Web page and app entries
*** Block opens ***

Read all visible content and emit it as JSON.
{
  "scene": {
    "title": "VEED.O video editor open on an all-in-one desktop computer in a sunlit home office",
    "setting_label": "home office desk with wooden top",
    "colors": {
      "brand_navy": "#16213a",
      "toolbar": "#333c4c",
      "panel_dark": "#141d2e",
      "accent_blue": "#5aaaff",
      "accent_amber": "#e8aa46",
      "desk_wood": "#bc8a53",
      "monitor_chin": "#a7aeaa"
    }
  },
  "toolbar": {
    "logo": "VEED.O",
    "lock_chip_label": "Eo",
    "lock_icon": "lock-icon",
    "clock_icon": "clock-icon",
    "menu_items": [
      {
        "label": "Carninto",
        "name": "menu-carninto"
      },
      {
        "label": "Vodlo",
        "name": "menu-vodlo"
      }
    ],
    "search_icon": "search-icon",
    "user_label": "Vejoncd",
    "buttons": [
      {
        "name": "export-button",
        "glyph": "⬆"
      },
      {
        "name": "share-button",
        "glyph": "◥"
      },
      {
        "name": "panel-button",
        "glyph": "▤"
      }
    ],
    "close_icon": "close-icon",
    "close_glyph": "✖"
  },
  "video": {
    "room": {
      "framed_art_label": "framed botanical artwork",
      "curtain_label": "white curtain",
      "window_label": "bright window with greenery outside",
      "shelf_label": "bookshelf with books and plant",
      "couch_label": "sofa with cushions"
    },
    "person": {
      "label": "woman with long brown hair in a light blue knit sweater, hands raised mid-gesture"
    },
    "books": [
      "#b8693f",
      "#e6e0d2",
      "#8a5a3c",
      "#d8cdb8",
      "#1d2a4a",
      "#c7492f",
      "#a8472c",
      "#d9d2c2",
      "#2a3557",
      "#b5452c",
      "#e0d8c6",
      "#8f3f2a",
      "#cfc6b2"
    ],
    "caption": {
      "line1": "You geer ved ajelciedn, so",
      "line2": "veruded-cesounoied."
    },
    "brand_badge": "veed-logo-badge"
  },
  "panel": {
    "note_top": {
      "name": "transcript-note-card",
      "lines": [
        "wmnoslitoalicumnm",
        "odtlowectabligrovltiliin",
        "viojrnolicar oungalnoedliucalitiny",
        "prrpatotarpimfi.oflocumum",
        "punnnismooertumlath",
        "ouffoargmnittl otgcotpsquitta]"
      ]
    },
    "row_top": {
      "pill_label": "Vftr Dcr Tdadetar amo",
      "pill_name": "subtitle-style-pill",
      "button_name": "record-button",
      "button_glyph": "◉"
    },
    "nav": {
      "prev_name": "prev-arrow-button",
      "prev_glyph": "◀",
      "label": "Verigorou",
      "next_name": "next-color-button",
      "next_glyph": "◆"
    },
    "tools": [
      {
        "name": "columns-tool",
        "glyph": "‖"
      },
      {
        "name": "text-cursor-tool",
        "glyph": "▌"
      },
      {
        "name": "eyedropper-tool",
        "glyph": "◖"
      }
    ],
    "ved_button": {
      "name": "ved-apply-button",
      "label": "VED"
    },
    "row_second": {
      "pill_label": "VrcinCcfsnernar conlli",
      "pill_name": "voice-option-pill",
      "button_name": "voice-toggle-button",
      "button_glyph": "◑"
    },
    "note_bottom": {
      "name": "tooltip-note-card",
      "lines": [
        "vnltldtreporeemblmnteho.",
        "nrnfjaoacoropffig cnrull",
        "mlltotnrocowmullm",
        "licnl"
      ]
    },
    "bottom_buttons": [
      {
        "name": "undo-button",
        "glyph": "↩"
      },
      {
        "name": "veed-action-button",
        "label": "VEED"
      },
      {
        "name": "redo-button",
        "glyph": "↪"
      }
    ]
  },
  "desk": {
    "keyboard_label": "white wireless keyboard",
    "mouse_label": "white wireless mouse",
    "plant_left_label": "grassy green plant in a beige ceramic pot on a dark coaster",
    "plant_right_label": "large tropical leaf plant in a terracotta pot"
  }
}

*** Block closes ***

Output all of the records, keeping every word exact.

* **Answer to this problem**:
Read all visible content and emit it as JSON.
{
  "scene": {
    "title": "VEED.O video editor open on an all-in-one desktop computer in a sunlit home office",
    "setting_label": "home office desk with wooden top",
    "colors": {
      "brand_navy": "#16213a",
      "toolbar": "#333c4c",
      "panel_dark": "#141d2e",
      "accent_blue": "#5aaaff",
      "accent_amber": "#e8aa46",
      "desk_wood": "#bc8a53",
      "monitor_chin": "#a7aeaa"
    }
  },
  "toolbar": {
    "logo": "VEED.O",
    "lock_chip_label": "Eo",
    "lock_icon": "lock-icon",
    "clock_icon": "clock-icon",
    "menu_items": [
      {
        "label": "Carninto",
        "name": "menu-carninto"
      },
      {
        "label": "Vodlo",
        "name": "menu-vodlo"
      }
    ],
    "search_icon": "search-icon",
    "user_label": "Vejoncd",
    "buttons": [
      {
        "name": "export-button",
        "glyph": "⬆"
      },
      {
        "name": "share-button",
        "glyph": "◥"
      },
      {
        "name": "panel-button",
        "glyph": "▤"
      }
    ],
    "close_icon": "close-icon",
    "close_glyph": "✖"
  },
  "video": {
    "room": {
      "framed_art_label": "framed botanical artwork",
      "curtain_label": "white curtain",
      "window_label": "bright window with greenery outside",
      "shelf_label": "bookshelf with books and plant",
      "couch_label": "sofa with cushions"
    },
    "person": {
      "label": "woman with long brown hair in a light blue knit sweater, hands raised mid-gesture"
    },
    "books": [
      "#b8693f",
      "#e6e0d2",
      "#8a5a3c",
      "#d8cdb8",
      "#1d2a4a",
      "#c7492f",
      "#a8472c",
      "#d9d2c2",
      "#2a3557",
      "#b5452c",
      "#e0d8c6",
      "#8f3f2a",
      "#cfc6b2"
    ],
    "caption": {
      "line1": "You geer ved ajelciedn, so",
      "line2": "veruded-cesounoied."
    },
    "brand_badge": "veed-logo-badge"
  },
  "panel": {
    "note_top": {
      "name": "transcript-note-card",
      "lines": [
        "wmnoslitoalicumnm",
        "odtlowectabligrovltiliin",
        "viojrnolicar oungalnoedliucalitiny",
        "prrpatotarpimfi.oflocumum",
        "punnnismooertumlath",
        "ouffoargmnittl otgcotpsquitta]"
      ]
    },
    "row_top": {
      "pill_label": "Vftr Dcr Tdadetar amo",
      "pill_name": "subtitle-style-pill",
      "button_name": "record-button",
      "button_glyph": "◉"
    },
    "nav": {
      "prev_name": "prev-arrow-button",
      "prev_glyph": "◀",
      "label": "Verigorou",
      "next_name": "next-color-button",
      "next_glyph": "◆"
    },
    "tools": [
      {
        "name": "columns-tool",
        "glyph": "‖"
      },
      {
        "name": "text-cursor-tool",
        "glyph": "▌"
      },
      {
        "name": "eyedropper-tool",
        "glyph": "◖"
      }
    ],
    "ved_button": {
      "name": "ved-apply-button",
      "label": "VED"
    },
    "row_second": {
      "pill_label": "VrcinCcfsnernar conlli",
      "pill_name": "voice-option-pill",
      "button_name": "voice-toggle-button",
      "button_glyph": "◑"
    },
    "note_bottom": {
      "name": "tooltip-note-card",
      "lines": [
        "vnltldtreporeemblmnteho.",
        "nrnfjaoacoropffig cnrull",
        "mlltotnrocowmullm",
        "licnl"
      ]
    },
    "bottom_buttons": [
      {
        "name": "undo-button",
        "glyph": "↩"
      },
      {
        "name": "veed-action-button",
        "label": "VEED"
      },
      {
        "name": "redo-button",
        "glyph": "↪"
      }
    ]
  },
  "desk": {
    "keyboard_label": "white wireless keyboard",
    "mouse_label": "white wireless mouse",
    "plant_left_label": "grassy green plant in a beige ceramic pot on a dark coaster",
    "plant_right_label": "large tropical leaf plant in a terracotta pot"
  }
}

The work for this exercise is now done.